How to complete this task: From the records below, give the number of lines that contain the string "kotlin", without any other text.

[[ Recorded data, beginning ]]

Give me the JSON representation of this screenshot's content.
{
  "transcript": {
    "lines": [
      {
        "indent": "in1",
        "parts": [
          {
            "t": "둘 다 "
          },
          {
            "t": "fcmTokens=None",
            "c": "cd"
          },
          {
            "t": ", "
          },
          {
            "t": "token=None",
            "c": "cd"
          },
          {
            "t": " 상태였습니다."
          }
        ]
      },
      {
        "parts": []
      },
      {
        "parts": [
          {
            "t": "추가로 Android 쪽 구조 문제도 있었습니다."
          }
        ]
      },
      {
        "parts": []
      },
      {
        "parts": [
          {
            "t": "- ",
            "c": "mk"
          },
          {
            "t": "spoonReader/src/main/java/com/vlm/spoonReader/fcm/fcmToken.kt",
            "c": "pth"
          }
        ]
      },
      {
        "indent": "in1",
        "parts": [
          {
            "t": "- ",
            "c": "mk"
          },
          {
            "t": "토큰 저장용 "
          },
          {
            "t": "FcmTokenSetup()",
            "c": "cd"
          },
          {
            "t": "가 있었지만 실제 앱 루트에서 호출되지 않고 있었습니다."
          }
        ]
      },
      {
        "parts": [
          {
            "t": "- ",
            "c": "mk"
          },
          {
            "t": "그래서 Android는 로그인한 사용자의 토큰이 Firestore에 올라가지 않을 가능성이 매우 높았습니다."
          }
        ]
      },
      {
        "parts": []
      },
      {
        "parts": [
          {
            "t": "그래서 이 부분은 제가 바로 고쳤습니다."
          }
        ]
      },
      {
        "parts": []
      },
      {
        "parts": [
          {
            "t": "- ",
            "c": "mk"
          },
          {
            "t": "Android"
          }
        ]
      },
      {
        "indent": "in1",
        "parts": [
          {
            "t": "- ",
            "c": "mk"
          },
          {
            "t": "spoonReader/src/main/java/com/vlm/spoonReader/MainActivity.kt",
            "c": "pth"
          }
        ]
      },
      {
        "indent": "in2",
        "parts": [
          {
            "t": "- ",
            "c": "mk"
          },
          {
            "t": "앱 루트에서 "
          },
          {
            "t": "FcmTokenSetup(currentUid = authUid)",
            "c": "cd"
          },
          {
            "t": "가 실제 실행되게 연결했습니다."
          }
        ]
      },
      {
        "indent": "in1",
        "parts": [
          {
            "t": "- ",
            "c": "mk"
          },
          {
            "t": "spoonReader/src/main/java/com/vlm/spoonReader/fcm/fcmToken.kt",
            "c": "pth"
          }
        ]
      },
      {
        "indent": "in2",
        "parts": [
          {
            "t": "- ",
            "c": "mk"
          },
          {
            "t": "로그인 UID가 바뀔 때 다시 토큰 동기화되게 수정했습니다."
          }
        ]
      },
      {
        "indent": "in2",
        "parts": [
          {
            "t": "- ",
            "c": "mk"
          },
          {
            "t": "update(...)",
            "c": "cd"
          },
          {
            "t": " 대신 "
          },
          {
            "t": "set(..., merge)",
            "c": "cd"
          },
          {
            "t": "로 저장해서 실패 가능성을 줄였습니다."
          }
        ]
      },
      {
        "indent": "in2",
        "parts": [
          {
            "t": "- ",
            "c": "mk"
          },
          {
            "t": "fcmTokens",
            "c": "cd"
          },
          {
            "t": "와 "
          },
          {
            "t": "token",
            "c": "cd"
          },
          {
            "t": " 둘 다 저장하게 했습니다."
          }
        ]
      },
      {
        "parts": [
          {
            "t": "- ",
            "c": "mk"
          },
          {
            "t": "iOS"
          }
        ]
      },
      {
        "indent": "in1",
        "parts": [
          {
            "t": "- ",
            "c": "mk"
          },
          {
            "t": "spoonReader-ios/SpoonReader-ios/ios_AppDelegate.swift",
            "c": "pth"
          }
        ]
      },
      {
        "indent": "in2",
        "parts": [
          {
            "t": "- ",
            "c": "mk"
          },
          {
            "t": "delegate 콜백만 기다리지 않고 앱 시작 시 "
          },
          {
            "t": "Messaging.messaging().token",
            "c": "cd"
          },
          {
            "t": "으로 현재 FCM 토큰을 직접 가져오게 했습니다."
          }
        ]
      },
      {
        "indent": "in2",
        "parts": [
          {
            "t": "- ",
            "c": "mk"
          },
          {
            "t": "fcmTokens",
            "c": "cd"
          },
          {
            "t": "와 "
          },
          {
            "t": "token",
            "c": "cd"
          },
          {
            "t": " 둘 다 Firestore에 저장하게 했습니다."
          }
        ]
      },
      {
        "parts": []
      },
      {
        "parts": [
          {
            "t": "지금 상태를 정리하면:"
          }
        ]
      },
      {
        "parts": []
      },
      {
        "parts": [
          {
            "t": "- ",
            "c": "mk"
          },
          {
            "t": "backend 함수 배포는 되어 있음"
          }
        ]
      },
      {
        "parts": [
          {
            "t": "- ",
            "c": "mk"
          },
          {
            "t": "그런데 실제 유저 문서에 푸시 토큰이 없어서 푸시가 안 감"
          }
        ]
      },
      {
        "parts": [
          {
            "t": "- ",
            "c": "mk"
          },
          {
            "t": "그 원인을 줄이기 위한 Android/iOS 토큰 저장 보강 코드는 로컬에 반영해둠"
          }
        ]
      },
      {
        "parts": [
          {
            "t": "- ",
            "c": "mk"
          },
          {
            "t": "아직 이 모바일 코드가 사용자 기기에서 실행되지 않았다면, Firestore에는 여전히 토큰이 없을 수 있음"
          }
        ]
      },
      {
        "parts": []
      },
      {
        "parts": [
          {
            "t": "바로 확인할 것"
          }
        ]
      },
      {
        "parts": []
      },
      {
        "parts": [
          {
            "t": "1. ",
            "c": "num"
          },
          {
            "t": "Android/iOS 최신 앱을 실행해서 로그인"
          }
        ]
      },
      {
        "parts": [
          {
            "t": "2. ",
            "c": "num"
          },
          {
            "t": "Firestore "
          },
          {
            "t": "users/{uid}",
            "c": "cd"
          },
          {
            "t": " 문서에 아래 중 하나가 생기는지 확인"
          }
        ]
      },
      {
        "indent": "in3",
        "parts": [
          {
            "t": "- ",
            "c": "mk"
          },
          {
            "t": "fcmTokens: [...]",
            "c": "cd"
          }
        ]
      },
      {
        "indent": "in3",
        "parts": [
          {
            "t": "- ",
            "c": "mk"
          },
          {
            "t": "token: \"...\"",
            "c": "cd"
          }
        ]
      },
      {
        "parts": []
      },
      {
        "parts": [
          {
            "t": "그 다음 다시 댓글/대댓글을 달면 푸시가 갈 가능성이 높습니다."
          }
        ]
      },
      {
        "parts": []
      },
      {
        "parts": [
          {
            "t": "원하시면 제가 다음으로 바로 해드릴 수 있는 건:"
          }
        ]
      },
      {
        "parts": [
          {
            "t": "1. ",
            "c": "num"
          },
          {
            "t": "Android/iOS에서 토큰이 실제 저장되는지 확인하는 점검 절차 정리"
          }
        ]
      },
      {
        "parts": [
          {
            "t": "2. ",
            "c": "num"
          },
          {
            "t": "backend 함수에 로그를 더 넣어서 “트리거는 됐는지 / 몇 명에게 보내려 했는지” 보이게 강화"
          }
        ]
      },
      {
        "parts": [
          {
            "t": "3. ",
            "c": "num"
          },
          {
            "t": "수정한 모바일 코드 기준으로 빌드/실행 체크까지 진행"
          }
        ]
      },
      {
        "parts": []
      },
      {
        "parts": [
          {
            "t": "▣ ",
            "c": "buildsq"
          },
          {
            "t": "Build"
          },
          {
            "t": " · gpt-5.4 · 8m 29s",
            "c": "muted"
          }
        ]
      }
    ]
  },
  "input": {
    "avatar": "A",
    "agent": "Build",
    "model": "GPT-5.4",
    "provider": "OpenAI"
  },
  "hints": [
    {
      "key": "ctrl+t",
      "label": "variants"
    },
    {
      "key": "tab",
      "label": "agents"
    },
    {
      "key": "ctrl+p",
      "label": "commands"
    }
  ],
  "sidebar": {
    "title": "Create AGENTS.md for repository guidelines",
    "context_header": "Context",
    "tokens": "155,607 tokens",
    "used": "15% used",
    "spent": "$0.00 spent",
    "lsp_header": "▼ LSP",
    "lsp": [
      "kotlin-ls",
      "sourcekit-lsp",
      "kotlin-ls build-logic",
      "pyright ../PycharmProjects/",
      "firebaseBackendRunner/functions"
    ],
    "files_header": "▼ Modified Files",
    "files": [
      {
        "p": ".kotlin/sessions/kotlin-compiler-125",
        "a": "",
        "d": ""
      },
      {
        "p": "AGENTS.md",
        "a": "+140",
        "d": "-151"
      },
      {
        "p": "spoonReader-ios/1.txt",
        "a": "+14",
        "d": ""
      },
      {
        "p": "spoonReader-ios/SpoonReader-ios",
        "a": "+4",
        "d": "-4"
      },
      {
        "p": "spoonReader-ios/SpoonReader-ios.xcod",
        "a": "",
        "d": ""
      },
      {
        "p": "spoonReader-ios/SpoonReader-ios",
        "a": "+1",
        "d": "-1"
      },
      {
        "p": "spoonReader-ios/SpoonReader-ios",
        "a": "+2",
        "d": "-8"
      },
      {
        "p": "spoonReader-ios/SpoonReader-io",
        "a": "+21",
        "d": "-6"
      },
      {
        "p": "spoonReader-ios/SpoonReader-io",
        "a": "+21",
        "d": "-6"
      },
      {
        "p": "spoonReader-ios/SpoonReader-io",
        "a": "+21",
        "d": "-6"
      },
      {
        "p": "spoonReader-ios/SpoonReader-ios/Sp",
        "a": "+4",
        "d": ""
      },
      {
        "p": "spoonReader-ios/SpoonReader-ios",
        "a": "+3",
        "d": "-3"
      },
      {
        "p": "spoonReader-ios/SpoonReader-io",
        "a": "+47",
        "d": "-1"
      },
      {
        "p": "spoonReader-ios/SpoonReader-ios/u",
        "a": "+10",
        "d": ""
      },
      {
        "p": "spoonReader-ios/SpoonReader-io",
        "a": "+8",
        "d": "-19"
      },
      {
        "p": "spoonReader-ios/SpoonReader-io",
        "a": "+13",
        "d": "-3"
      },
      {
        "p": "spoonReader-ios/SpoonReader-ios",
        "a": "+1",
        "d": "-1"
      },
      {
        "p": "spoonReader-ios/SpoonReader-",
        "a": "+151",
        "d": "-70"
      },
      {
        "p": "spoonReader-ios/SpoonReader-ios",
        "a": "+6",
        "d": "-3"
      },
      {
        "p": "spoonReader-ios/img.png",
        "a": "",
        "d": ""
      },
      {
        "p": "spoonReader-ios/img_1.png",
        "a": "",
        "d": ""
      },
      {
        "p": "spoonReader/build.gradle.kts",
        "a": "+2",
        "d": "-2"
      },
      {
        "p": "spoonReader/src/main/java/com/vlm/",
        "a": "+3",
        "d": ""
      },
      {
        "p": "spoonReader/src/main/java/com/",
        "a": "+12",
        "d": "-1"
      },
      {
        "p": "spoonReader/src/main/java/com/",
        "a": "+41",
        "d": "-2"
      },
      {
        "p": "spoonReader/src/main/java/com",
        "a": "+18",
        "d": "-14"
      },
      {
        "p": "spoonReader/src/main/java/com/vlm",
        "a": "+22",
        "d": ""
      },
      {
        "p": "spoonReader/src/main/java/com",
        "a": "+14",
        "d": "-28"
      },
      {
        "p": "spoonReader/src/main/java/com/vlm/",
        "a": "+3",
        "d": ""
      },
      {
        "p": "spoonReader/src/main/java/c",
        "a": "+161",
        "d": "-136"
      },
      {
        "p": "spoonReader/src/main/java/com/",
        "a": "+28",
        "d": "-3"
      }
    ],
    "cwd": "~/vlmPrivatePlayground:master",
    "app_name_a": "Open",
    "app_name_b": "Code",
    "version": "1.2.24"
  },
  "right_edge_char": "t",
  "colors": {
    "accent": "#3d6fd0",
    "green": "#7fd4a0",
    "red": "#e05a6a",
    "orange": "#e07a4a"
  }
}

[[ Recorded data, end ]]

Answer: 3